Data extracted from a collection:
▶
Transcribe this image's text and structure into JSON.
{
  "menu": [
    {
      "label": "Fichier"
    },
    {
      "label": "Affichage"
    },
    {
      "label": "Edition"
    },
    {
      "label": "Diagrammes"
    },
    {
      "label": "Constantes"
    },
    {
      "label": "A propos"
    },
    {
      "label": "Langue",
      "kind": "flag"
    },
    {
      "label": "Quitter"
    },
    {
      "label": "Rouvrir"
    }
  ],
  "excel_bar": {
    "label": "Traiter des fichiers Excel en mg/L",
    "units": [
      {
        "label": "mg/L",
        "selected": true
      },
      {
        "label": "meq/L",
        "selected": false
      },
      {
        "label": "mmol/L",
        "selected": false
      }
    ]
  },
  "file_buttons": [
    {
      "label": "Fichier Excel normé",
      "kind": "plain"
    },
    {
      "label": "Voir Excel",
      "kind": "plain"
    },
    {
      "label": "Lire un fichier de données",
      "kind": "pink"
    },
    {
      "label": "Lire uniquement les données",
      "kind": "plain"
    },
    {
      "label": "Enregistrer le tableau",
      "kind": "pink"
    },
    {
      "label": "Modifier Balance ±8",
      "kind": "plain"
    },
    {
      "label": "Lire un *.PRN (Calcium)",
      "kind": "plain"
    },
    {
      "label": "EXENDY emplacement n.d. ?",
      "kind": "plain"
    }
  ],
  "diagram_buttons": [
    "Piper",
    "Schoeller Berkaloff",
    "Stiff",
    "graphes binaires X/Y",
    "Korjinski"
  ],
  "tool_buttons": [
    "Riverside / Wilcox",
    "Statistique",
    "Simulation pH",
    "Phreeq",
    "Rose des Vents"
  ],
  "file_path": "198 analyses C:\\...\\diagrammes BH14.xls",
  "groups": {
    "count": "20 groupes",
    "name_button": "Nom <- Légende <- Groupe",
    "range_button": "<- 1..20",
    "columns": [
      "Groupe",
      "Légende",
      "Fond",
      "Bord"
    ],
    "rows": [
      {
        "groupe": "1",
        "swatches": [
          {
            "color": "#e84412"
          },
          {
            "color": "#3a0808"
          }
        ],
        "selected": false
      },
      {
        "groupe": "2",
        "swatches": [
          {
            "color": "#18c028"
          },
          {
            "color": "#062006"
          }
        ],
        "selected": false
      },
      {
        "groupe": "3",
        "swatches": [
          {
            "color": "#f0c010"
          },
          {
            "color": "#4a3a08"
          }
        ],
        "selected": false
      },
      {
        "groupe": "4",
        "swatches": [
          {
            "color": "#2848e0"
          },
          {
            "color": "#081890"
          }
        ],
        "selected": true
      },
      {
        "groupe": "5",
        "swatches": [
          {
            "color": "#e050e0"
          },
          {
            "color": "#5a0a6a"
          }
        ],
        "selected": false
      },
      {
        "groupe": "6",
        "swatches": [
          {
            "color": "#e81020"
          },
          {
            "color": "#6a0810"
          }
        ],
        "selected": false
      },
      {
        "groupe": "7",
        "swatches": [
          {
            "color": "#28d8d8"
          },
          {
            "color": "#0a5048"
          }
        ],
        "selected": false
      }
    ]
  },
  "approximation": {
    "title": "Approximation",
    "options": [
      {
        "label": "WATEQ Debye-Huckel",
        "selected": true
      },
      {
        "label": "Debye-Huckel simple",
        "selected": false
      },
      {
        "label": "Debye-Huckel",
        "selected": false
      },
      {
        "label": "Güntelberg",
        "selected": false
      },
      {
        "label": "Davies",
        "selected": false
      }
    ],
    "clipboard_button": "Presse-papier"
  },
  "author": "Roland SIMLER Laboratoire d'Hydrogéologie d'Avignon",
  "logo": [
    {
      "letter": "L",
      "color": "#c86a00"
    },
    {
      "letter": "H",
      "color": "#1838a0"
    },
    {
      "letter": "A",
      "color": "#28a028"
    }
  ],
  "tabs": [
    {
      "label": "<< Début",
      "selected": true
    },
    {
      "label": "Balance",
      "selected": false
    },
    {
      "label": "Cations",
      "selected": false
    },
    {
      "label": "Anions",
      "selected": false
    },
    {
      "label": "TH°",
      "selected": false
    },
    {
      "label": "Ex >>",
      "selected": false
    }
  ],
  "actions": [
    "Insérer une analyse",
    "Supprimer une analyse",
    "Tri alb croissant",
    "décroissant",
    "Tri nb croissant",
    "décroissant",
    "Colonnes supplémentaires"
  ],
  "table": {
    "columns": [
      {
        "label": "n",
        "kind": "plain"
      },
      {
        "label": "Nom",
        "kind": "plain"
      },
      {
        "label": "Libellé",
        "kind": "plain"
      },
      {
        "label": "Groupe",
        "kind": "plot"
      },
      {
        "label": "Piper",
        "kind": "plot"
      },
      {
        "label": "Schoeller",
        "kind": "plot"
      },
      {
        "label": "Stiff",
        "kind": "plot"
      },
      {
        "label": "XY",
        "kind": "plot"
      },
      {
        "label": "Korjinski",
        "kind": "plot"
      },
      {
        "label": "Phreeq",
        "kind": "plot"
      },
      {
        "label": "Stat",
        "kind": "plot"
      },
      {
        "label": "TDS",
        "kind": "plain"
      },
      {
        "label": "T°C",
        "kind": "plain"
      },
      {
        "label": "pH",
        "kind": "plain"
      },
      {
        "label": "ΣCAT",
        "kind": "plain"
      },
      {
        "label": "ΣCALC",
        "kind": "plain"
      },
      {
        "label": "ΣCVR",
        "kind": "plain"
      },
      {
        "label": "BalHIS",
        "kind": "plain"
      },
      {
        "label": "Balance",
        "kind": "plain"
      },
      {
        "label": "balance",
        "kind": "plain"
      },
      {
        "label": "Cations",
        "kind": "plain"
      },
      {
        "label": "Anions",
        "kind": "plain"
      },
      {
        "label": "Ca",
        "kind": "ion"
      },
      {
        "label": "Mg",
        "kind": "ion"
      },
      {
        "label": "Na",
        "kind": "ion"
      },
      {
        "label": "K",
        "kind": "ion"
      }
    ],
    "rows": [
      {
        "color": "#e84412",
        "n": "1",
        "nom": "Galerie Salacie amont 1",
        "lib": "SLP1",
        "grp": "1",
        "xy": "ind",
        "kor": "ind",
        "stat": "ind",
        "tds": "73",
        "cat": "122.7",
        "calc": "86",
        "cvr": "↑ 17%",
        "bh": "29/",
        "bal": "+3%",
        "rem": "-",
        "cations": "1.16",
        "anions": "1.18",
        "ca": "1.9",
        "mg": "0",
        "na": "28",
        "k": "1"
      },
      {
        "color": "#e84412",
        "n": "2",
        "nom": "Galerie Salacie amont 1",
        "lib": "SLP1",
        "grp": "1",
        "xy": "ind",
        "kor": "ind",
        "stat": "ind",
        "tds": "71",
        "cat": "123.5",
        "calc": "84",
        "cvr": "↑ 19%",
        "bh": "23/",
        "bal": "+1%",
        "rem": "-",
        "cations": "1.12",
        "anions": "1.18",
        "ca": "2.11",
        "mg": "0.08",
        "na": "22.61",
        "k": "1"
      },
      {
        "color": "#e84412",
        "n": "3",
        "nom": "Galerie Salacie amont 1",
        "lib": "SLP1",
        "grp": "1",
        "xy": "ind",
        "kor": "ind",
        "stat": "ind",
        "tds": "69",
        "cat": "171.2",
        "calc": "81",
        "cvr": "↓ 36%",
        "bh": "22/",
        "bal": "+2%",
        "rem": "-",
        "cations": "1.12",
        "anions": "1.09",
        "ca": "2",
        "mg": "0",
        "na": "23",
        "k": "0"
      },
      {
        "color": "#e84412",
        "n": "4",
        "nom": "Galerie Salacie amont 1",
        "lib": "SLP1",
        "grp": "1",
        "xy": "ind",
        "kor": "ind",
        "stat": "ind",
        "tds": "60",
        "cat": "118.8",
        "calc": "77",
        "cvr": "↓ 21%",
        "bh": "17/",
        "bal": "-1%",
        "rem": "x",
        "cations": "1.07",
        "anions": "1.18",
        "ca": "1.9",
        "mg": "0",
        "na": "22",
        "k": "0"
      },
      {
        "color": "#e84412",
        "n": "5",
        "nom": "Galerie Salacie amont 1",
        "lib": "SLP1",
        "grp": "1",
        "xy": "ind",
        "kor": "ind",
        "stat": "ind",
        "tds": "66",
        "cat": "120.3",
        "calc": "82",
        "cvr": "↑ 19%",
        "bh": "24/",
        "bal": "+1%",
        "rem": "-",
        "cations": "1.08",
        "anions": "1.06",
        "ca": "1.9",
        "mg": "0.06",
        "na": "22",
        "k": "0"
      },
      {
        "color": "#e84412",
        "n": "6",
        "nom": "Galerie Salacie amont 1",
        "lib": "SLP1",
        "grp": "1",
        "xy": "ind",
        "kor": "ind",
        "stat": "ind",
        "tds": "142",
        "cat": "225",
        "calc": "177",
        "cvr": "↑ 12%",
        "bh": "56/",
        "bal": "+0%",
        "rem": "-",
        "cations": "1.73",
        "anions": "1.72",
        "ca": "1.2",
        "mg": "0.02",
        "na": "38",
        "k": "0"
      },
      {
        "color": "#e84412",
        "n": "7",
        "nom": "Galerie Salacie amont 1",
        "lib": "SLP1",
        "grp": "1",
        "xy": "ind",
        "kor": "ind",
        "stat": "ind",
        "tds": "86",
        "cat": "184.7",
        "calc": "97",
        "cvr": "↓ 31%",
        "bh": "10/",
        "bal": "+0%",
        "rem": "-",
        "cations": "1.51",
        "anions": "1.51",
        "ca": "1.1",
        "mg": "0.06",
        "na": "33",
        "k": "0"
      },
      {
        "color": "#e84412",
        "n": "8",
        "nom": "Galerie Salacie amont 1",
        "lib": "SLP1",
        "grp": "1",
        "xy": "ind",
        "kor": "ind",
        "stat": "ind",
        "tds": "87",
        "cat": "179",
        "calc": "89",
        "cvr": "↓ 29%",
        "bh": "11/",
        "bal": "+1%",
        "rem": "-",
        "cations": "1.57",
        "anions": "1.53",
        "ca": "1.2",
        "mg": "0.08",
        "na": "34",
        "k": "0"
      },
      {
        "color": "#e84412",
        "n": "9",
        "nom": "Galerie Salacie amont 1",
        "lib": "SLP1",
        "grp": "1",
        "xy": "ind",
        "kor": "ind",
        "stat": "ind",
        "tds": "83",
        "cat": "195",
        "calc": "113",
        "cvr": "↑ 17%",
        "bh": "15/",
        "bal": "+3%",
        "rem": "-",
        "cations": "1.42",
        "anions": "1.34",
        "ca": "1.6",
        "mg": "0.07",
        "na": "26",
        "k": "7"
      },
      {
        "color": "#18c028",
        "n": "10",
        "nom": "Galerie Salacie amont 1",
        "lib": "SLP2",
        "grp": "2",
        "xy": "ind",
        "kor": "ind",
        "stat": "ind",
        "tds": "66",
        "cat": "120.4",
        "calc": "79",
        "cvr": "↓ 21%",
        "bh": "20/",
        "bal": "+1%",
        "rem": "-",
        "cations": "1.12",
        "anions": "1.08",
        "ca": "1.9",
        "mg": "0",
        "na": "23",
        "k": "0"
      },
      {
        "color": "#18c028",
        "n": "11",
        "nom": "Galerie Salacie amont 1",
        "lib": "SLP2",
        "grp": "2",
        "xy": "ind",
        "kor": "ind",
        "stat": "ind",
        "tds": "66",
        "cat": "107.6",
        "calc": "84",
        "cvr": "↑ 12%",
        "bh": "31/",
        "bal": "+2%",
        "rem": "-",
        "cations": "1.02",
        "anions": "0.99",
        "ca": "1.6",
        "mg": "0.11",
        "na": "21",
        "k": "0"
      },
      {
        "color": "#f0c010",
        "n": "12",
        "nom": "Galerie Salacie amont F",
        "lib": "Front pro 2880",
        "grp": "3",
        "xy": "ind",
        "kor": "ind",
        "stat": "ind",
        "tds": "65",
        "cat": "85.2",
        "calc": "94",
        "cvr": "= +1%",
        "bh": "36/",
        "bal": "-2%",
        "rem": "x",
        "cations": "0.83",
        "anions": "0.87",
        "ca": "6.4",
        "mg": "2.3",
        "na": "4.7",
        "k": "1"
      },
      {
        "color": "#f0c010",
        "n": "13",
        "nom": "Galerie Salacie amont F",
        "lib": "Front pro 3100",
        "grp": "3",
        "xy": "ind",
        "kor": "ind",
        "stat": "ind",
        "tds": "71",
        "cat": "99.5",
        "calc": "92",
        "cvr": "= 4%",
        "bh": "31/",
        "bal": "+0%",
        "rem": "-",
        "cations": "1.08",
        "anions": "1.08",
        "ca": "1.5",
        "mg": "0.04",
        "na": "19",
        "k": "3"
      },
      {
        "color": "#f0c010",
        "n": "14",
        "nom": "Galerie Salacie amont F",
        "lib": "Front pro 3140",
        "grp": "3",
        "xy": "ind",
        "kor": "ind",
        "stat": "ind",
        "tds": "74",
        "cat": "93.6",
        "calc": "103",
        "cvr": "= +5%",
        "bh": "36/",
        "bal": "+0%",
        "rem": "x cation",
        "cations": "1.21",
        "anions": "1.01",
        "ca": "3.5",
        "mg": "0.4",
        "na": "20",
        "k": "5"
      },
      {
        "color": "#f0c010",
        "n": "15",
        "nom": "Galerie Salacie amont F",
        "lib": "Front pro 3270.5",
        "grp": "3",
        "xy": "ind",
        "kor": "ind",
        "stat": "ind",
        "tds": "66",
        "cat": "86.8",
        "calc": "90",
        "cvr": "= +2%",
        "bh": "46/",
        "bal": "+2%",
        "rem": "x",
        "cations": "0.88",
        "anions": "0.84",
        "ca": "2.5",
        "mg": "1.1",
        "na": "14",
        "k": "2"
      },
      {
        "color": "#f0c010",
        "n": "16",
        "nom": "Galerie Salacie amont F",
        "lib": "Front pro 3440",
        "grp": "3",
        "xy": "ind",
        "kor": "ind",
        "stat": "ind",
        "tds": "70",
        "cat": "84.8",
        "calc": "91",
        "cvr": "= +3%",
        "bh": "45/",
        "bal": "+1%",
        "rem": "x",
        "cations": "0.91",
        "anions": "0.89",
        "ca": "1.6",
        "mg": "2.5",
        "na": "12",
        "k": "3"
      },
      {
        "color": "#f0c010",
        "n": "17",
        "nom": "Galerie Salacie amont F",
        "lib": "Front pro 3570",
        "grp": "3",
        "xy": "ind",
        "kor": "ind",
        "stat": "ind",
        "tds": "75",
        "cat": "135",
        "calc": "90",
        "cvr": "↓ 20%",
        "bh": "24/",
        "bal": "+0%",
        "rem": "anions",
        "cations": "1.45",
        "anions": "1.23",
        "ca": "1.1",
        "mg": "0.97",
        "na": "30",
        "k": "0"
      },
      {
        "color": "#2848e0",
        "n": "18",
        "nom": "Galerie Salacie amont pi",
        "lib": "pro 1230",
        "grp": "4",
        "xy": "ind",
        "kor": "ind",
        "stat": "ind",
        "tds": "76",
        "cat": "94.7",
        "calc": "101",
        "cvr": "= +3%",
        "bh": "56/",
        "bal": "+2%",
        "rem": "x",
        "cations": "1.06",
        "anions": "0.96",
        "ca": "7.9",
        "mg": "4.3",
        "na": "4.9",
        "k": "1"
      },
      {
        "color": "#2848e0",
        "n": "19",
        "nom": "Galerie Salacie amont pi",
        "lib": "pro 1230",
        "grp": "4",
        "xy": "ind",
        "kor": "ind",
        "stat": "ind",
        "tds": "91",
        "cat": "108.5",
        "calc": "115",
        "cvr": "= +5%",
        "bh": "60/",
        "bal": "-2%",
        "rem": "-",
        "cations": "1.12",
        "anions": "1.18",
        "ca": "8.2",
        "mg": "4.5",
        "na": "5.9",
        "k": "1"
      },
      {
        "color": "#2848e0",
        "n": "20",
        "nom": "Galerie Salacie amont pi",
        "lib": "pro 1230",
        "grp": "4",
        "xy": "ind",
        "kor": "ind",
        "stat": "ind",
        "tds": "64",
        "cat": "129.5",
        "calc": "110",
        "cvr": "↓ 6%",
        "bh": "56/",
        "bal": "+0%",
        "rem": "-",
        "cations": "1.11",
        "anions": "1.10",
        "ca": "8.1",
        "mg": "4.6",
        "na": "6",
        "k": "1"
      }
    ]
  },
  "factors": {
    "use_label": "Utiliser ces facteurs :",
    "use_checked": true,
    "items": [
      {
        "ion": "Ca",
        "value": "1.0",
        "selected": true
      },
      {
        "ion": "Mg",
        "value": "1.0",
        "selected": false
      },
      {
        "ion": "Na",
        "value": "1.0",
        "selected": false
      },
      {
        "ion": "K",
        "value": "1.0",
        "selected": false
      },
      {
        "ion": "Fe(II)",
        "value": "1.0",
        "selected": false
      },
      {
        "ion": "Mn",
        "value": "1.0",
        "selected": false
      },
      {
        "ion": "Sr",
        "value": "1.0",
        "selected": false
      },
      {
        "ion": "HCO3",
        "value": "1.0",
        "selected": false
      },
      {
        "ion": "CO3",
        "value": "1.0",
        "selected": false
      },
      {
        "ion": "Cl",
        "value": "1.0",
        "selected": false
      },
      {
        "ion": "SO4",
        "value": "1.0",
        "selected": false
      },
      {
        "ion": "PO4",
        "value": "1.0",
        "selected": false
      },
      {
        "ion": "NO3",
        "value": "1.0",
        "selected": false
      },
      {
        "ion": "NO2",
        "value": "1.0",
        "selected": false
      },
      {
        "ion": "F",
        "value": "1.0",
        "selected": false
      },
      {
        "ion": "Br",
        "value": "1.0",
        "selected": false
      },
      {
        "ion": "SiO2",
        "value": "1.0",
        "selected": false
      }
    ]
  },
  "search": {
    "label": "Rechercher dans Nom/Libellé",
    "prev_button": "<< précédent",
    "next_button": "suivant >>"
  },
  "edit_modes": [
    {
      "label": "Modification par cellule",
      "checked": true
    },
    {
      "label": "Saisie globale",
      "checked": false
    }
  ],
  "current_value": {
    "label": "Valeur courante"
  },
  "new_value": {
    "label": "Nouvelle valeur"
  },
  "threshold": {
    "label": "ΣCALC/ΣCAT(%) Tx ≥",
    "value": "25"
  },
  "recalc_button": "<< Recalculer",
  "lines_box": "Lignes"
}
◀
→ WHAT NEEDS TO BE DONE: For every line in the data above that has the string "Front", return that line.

→ TASK OUTPUT:
        "lib": "Front pro 2880",
        "lib": "Front pro 3100",
        "lib": "Front pro 3140",
        "lib": "Front pro 3270.5",
        "lib": "Front pro 3440",
        "lib": "Front pro 3570",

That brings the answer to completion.